**Exercise details**
Each entry that appears below should be restated word for word.

━━━

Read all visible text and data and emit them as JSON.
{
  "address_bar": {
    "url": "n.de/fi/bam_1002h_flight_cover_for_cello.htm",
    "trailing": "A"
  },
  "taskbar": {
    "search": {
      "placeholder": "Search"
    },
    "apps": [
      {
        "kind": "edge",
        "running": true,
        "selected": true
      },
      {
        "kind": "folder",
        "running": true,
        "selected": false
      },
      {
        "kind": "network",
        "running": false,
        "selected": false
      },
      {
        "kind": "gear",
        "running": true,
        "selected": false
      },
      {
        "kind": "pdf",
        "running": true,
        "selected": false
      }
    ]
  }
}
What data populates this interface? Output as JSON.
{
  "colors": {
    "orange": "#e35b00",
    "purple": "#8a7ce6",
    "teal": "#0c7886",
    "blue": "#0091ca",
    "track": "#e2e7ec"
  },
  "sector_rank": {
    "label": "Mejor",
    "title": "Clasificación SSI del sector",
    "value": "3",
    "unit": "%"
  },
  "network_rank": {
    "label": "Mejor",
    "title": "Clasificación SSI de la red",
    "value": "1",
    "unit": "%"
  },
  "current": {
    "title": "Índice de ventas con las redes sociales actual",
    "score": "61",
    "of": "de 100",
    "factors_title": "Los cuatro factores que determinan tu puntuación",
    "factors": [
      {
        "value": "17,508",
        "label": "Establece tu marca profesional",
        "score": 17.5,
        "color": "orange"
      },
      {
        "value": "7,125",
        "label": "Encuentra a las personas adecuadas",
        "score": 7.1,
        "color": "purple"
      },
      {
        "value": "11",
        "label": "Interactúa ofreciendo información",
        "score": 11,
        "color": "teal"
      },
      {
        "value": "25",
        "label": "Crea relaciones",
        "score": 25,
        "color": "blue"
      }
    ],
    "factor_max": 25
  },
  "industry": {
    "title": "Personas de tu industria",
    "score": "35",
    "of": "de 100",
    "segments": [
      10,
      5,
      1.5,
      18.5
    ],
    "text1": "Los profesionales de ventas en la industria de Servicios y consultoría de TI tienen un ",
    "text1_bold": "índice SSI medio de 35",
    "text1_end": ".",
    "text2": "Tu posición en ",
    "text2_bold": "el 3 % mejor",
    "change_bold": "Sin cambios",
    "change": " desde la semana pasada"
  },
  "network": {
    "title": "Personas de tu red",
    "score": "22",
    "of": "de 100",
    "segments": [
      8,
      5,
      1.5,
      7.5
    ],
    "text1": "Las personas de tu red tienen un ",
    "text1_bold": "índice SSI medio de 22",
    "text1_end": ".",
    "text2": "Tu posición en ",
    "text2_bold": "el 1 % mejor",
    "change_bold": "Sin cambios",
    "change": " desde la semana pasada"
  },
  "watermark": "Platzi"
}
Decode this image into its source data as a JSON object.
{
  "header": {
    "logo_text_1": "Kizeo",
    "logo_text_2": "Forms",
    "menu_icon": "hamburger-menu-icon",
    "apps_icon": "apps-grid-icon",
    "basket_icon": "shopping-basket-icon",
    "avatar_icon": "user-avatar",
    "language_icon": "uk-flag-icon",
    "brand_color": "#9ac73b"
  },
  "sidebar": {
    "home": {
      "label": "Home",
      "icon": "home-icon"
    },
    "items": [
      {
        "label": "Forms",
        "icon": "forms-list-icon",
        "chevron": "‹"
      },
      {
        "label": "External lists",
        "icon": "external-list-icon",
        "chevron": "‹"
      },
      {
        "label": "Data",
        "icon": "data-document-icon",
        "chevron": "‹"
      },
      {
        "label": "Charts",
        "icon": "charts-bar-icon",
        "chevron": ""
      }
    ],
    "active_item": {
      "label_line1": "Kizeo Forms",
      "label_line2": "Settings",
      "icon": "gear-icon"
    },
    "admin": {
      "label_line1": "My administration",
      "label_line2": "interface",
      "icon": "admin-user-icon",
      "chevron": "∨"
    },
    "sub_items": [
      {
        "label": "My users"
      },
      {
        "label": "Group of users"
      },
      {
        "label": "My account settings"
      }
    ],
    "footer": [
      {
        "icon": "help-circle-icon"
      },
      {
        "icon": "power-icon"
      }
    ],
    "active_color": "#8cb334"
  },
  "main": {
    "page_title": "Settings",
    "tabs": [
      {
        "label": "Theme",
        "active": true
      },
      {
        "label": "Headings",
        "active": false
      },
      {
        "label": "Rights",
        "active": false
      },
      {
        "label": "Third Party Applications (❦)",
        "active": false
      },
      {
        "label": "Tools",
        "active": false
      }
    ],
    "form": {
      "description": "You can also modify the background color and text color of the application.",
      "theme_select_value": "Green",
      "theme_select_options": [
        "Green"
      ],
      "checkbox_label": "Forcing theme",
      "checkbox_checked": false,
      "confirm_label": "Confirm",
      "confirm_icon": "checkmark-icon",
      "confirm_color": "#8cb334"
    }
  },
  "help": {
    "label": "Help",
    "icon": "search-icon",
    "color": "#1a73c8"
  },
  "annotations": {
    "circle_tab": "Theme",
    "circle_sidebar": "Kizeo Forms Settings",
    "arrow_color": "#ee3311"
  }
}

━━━

**Written solution**
Read all visible text and data and emit them as JSON.
{
  "address_bar": {
    "url": "n.de/fi/bam_1002h_flight_cover_for_cello.htm",
    "trailing": "A"
  },
  "taskbar": {
    "search": {
      "placeholder": "Search"
    },
    "apps": [
      {
        "kind": "edge",
        "running": true,
        "selected": true
      },
      {
        "kind": "folder",
        "running": true,
        "selected": false
      },
      {
        "kind": "network",
        "running": false,
        "selected": false
      },
      {
        "kind": "gear",
        "running": true,
        "selected": false
      },
      {
        "kind": "pdf",
        "running": true,
        "selected": false
      }
    ]
  }
}
What data populates this interface? Output as JSON.
{
  "colors": {
    "orange": "#e35b00",
    "purple": "#8a7ce6",
    "teal": "#0c7886",
    "blue": "#0091ca",
    "track": "#e2e7ec"
  },
  "sector_rank": {
    "label": "Mejor",
    "title": "Clasificación SSI del sector",
    "value": "3",
    "unit": "%"
  },
  "network_rank": {
    "label": "Mejor",
    "title": "Clasificación SSI de la red",
    "value": "1",
    "unit": "%"
  },
  "current": {
    "title": "Índice de ventas con las redes sociales actual",
    "score": "61",
    "of": "de 100",
    "factors_title": "Los cuatro factores que determinan tu puntuación",
    "factors": [
      {
        "value": "17,508",
        "label": "Establece tu marca profesional",
        "score": 17.5,
        "color": "orange"
      },
      {
        "value": "7,125",
        "label": "Encuentra a las personas adecuadas",
        "score": 7.1,
        "color": "purple"
      },
      {
        "value": "11",
        "label": "Interactúa ofreciendo información",
        "score": 11,
        "color": "teal"
      },
      {
        "value": "25",
        "label": "Crea relaciones",
        "score": 25,
        "color": "blue"
      }
    ],
    "factor_max": 25
  },
  "industry": {
    "title": "Personas de tu industria",
    "score": "35",
    "of": "de 100",
    "segments": [
      10,
      5,
      1.5,
      18.5
    ],
    "text1": "Los profesionales de ventas en la industria de Servicios y consultoría de TI tienen un ",
    "text1_bold": "índice SSI medio de 35",
    "text1_end": ".",
    "text2": "Tu posición en ",
    "text2_bold": "el 3 % mejor",
    "change_bold": "Sin cambios",
    "change": " desde la semana pasada"
  },
  "network": {
    "title": "Personas de tu red",
    "score": "22",
    "of": "de 100",
    "segments": [
      8,
      5,
      1.5,
      7.5
    ],
    "text1": "Las personas de tu red tienen un ",
    "text1_bold": "índice SSI medio de 22",
    "text1_end": ".",
    "text2": "Tu posición en ",
    "text2_bold": "el 1 % mejor",
    "change_bold": "Sin cambios",
    "change": " desde la semana pasada"
  },
  "watermark": "Platzi"
}
Decode this image into its source data as a JSON object.
{
  "header": {
    "logo_text_1": "Kizeo",
    "logo_text_2": "Forms",
    "menu_icon": "hamburger-menu-icon",
    "apps_icon": "apps-grid-icon",
    "basket_icon": "shopping-basket-icon",
    "avatar_icon": "user-avatar",
    "language_icon": "uk-flag-icon",
    "brand_color": "#9ac73b"
  },
  "sidebar": {
    "home": {
      "label": "Home",
      "icon": "home-icon"
    },
    "items": [
      {
        "label": "Forms",
        "icon": "forms-list-icon",
        "chevron": "‹"
      },
      {
        "label": "External lists",
        "icon": "external-list-icon",
        "chevron": "‹"
      },
      {
        "label": "Data",
        "icon": "data-document-icon",
        "chevron": "‹"
      },
      {
        "label": "Charts",
        "icon": "charts-bar-icon",
        "chevron": ""
      }
    ],
    "active_item": {
      "label_line1": "Kizeo Forms",
      "label_line2": "Settings",
      "icon": "gear-icon"
    },
    "admin": {
      "label_line1": "My administration",
      "label_line2": "interface",
      "icon": "admin-user-icon",
      "chevron": "∨"
    },
    "sub_items": [
      {
        "label": "My users"
      },
      {
        "label": "Group of users"
      },
      {
        "label": "My account settings"
      }
    ],
    "footer": [
      {
        "icon": "help-circle-icon"
      },
      {
        "icon": "power-icon"
      }
    ],
    "active_color": "#8cb334"
  },
  "main": {
    "page_title": "Settings",
    "tabs": [
      {
        "label": "Theme",
        "active": true
      },
      {
        "label": "Headings",
        "active": false
      },
      {
        "label": "Rights",
        "active": false
      },
      {
        "label": "Third Party Applications (❦)",
        "active": false
      },
      {
        "label": "Tools",
        "active": false
      }
    ],
    "form": {
      "description": "You can also modify the background color and text color of the application.",
      "theme_select_value": "Green",
      "theme_select_options": [
        "Green"
      ],
      "checkbox_label": "Forcing theme",
      "checkbox_checked": false,
      "confirm_label": "Confirm",
      "confirm_icon": "checkmark-icon",
      "confirm_color": "#8cb334"
    }
  },
  "help": {
    "label": "Help",
    "icon": "search-icon",
    "color": "#1a73c8"
  },
  "annotations": {
    "circle_tab": "Theme",
    "circle_sidebar": "Kizeo Forms Settings",
    "arrow_color": "#ee3311"
  }
}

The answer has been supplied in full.